(): Some special salt crystal formations in South-Victoria-Land, Antarctica, and first results of the investigation of a new mineral, a Na-Ca double sulfate. The presence of coal and fossil trees shows that ample organic material was once available here.

Elsewhere in the world a number of rich deposits appear to have formed in. Mountains are not so common in Antarctica, they are mainly found around the edges of the continent, on islands and especially along the Antractic Peninsula.

Over most of the continent, the rock is submerged under hundreds or thousands of metres thickness of ice. Wegener noted the 'unusual' deposits of coal in the South Polar regions.

The fossils of tropical plants, in the form of coal deposits, were found in Antarctica. This lead to the theory that this landmass was previously much closer to the equator where the climate is temperate and lush vegetation could flourish. Geological Map of Southern Victoria Land, Antarctica Within the period -New Zealand's Institute of Geological and Nuclear Sciences (GNS Science) built QMAP (Quarter-million MAP) - a geographic information systems database of New Zealand geology comprising 21 full colour geological maps and monographs covering the.

Eastern Antarctica; Victoria Land ⓘ Mount Adamson Valange, S., Gabelica, Z. () Zeolieten. Pages in: Schatten der Aarde. Van mineraal tot juweel. Tentoonstelling in de abdij Saint-Gérard de Brogne van 27 april tot 27 oktober In the study, published in the journal Polar Biology, the team collected soil samples from three volcanoes in the Victoria Land region of Antarctica, and from the subglacial caves of Mount Erebus.

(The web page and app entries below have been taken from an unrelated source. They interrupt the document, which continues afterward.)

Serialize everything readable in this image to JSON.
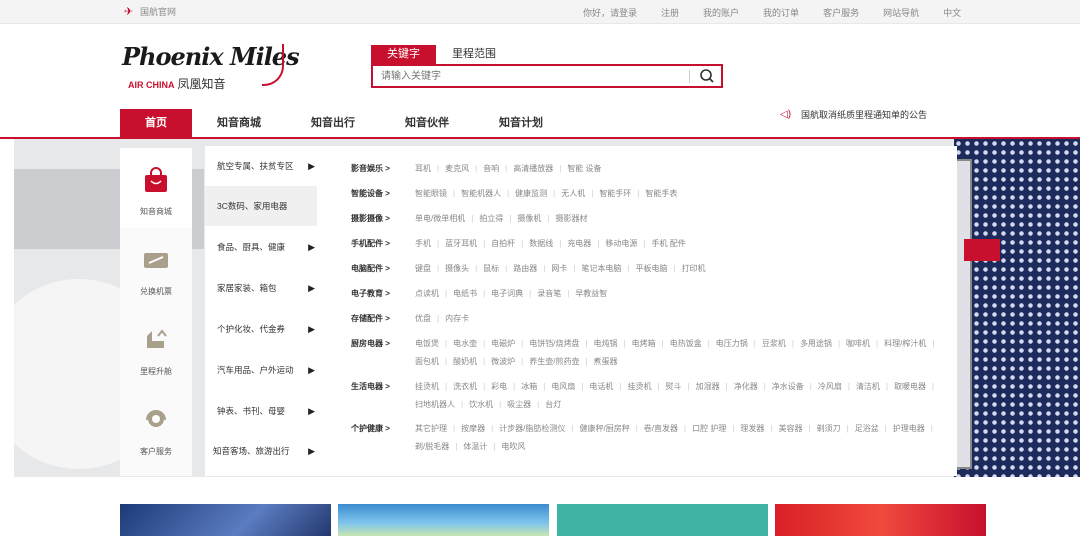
{
  "topbar": {
    "home": "国航官网",
    "links": [
      "你好，请登录",
      "注册",
      "我的账户",
      "我的订单",
      "客户服务",
      "网站导航",
      "中文"
    ]
  },
  "logo": {
    "script": "Phoenix Miles",
    "airline": "AIR CHINA",
    "name": "凤凰知音"
  },
  "search": {
    "tabs": [
      "关键字",
      "里程范围"
    ],
    "placeholder": "请输入关键字"
  },
  "nav": {
    "items": [
      "首页",
      "知音商城",
      "知音出行",
      "知音伙伴",
      "知音计划"
    ],
    "notice": "国航取消纸质里程通知单的公告"
  },
  "left_icons": [
    "知音商城",
    "兑换机票",
    "里程升舱",
    "客户服务"
  ],
  "categories": [
    "航空专属、扶贫专区",
    "3C数码、家用电器",
    "食品、厨具、健康",
    "家居家装、箱包",
    "个护化妆、代金券",
    "汽车用品、户外运动",
    "钟表、书刊、母婴",
    "知音客场、旅游出行"
  ],
  "subcategories": [
    {
      "head": "影音娱乐 >",
      "items": [
        "耳机",
        "麦克风",
        "音响",
        "高清播放器",
        "智能 设备"
      ]
    },
    {
      "head": "智能设备 >",
      "items": [
        "智能眼镜",
        "智能机器人",
        "健康监测",
        "无人机",
        "智能手环",
        "智能手表"
      ]
    },
    {
      "head": "摄影摄像 >",
      "items": [
        "单电/微单相机",
        "拍立得",
        "摄像机",
        "摄影器材"
      ]
    },
    {
      "head": "手机配件 >",
      "items": [
        "手机",
        "蓝牙耳机",
        "自拍杆",
        "数据线",
        "充电器",
        "移动电源",
        "手机 配件"
      ]
    },
    {
      "head": "电脑配件 >",
      "items": [
        "键盘",
        "摄像头",
        "鼠标",
        "路由器",
        "网卡",
        "笔记本电脑",
        "平板电脑",
        "打印机"
      ]
    },
    {
      "head": "电子教育 >",
      "items": [
        "点读机",
        "电纸书",
        "电子词典",
        "录音笔",
        "早教益智"
      ]
    },
    {
      "head": "存储配件 >",
      "items": [
        "优盘",
        "内存卡"
      ]
    },
    {
      "head": "厨房电器 >",
      "items": [
        "电饭煲",
        "电水壶",
        "电磁炉",
        "电饼铛/烧烤盘",
        "电炖锅",
        "电烤箱",
        "电热饭盒",
        "电压力锅",
        "豆浆机",
        "多用途锅",
        "咖啡机",
        "料理/榨汁机",
        "面包机",
        "酸奶机",
        "微波炉",
        "养生壶/煎药壶",
        "煮蛋器"
      ]
    },
    {
      "head": "生活电器 >",
      "items": [
        "挂烫机",
        "洗衣机",
        "彩电",
        "冰箱",
        "电风扇",
        "电话机",
        "挂烫机",
        "熨斗",
        "加湿器",
        "净化器",
        "净水设备",
        "冷风扇",
        "清洁机",
        "取暖电器",
        "扫地机器人",
        "饮水机",
        "吸尘器",
        "台灯"
      ]
    },
    {
      "head": "个护健康 >",
      "items": [
        "其它护理",
        "按摩器",
        "计步器/脂肪检测仪",
        "健康秤/厨房秤",
        "卷/直发器",
        "口腔 护理",
        "理发器",
        "美容器",
        "剃须刀",
        "足浴盆",
        "护理电器",
        "剃/脱毛器",
        "体温计",
        "电吹风"
      ]
    }
  ],
  "colors": {
    "brand": "#c8102e"
  }
}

Hard coal deposits are associated with this series. The Transantarctic Mountains were first seen by the British expedition of J. Ross in in Victoria Land. The mountain ranges in the interior of Antarctica were discovered by the British expeditions of R.

Scott in and E. Shackleton inby R. Amundsen’s Norwegian expedition in. Samples were obtained from various ice cores drilled on Law Dome, in Wilkes Land.

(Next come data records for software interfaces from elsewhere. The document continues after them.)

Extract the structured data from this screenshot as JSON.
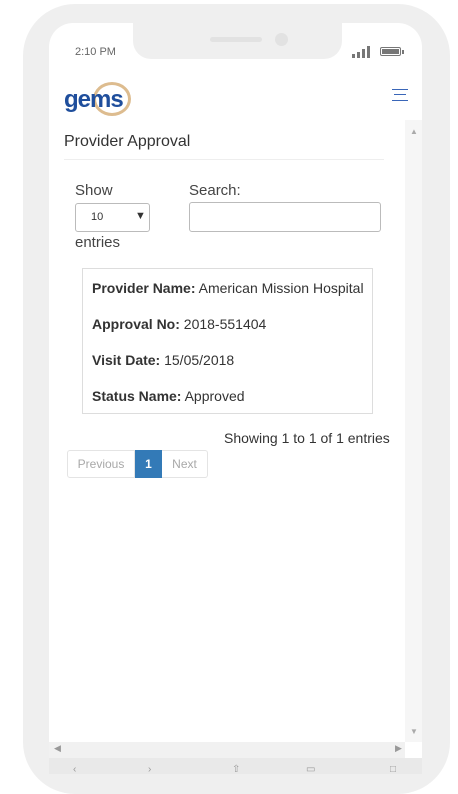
{
  "status_bar": {
    "time": "2:10 PM"
  },
  "header": {
    "logo_text": "gems",
    "menu_icon": "hamburger-menu-icon"
  },
  "page": {
    "title": "Provider Approval"
  },
  "table_controls": {
    "show_label": "Show",
    "length_value": "10",
    "entries_label": "entries",
    "search_label": "Search:",
    "search_value": ""
  },
  "record": {
    "provider_name_label": "Provider Name:",
    "provider_name_value": "American Mission Hospital",
    "approval_no_label": "Approval No:",
    "approval_no_value": "2018-551404",
    "visit_date_label": "Visit Date:",
    "visit_date_value": "15/05/2018",
    "status_name_label": "Status Name:",
    "status_name_value": "Approved"
  },
  "table_info": "Showing 1 to 1 of 1 entries",
  "pagination": {
    "previous": "Previous",
    "current": "1",
    "next": "Next"
  },
  "colors": {
    "accent": "#337ab7",
    "logo_blue": "#1f4e9c",
    "logo_ring": "#d1a56a"
  }
}
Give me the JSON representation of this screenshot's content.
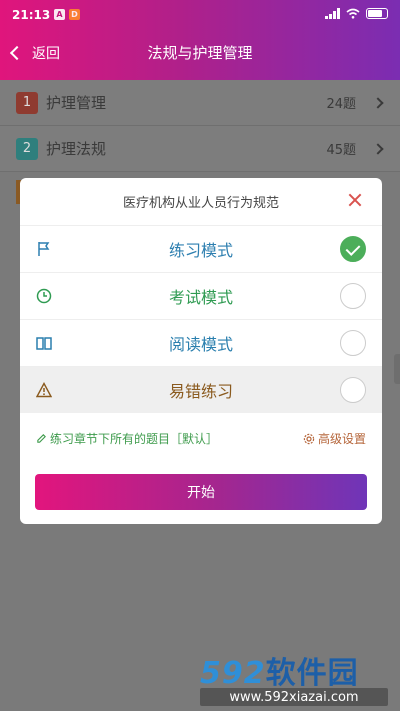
{
  "status_bar": {
    "time": "21:13",
    "notif1": "A",
    "notif2": "D"
  },
  "header": {
    "back_label": "返回",
    "title": "法规与护理管理"
  },
  "list": [
    {
      "num": "1",
      "label": "护理管理",
      "count": "24题"
    },
    {
      "num": "2",
      "label": "护理法规",
      "count": "45题"
    }
  ],
  "modal": {
    "title": "医疗机构从业人员行为规范",
    "modes": [
      {
        "label": "练习模式",
        "icon": "flag-icon",
        "selected": true
      },
      {
        "label": "考试模式",
        "icon": "clock-icon",
        "selected": false
      },
      {
        "label": "阅读模式",
        "icon": "book-icon",
        "selected": false
      },
      {
        "label": "易错练习",
        "icon": "warning-icon",
        "selected": false
      }
    ],
    "scope_text": "练习章节下所有的题目［默认］",
    "advanced_label": "高级设置",
    "start_label": "开始"
  },
  "watermark": {
    "brand_digits": "592",
    "brand_cn": "软件园",
    "url": "www.592xiazai.com"
  },
  "colors": {
    "accent_pink": "#e0157c",
    "accent_purple": "#7b2db2",
    "success_green": "#4cae5a"
  }
}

The location of Law Dome in Antarctica is shown in Fig. Dome is an ice cap situated on the edge of the East Antarctic ice sheet, approximately km in diameter with its summit m above sea level. The Permo-Triassic Gondwana stratigraphy is best developed in the Transantarctic Mountains (Figs.

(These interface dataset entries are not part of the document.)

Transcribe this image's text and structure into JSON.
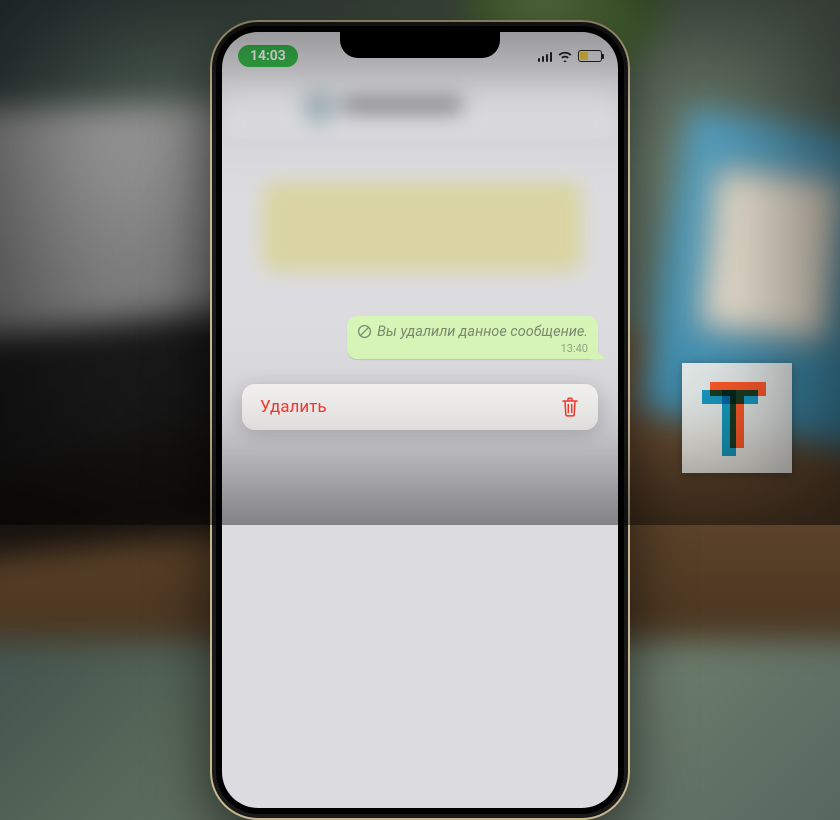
{
  "status": {
    "time": "14:03"
  },
  "message": {
    "deleted_text": "Вы удалили данное сообщение.",
    "time": "13:40"
  },
  "action": {
    "delete_label": "Удалить"
  }
}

1 and 2), where it is divided into a lower Taylor Group (Devonian) and an upper Victoria Group (Permian to Triassic), the two together often referred to as the Beacon Supergroup (Barrett, ).In West Antarctica, Permian strata crop out in the Ellsworth Mountains (Collinson et al., ) and in.40Ar/39Ar chronology of the Pleiades Volcanic Centre, Northern Victoria Land, Antarctica: A potential source of late-pleistocene englacial tephra layers, 8th International Symposium on Antarctic Earth Science, Victoria University of Wellington, New Zealand, pp.

Book (3) Article Type. Facet list. Other coal deposits (1) construction materials building stone (1) geothermal energy (2) metal ores Victoria Land (1) West.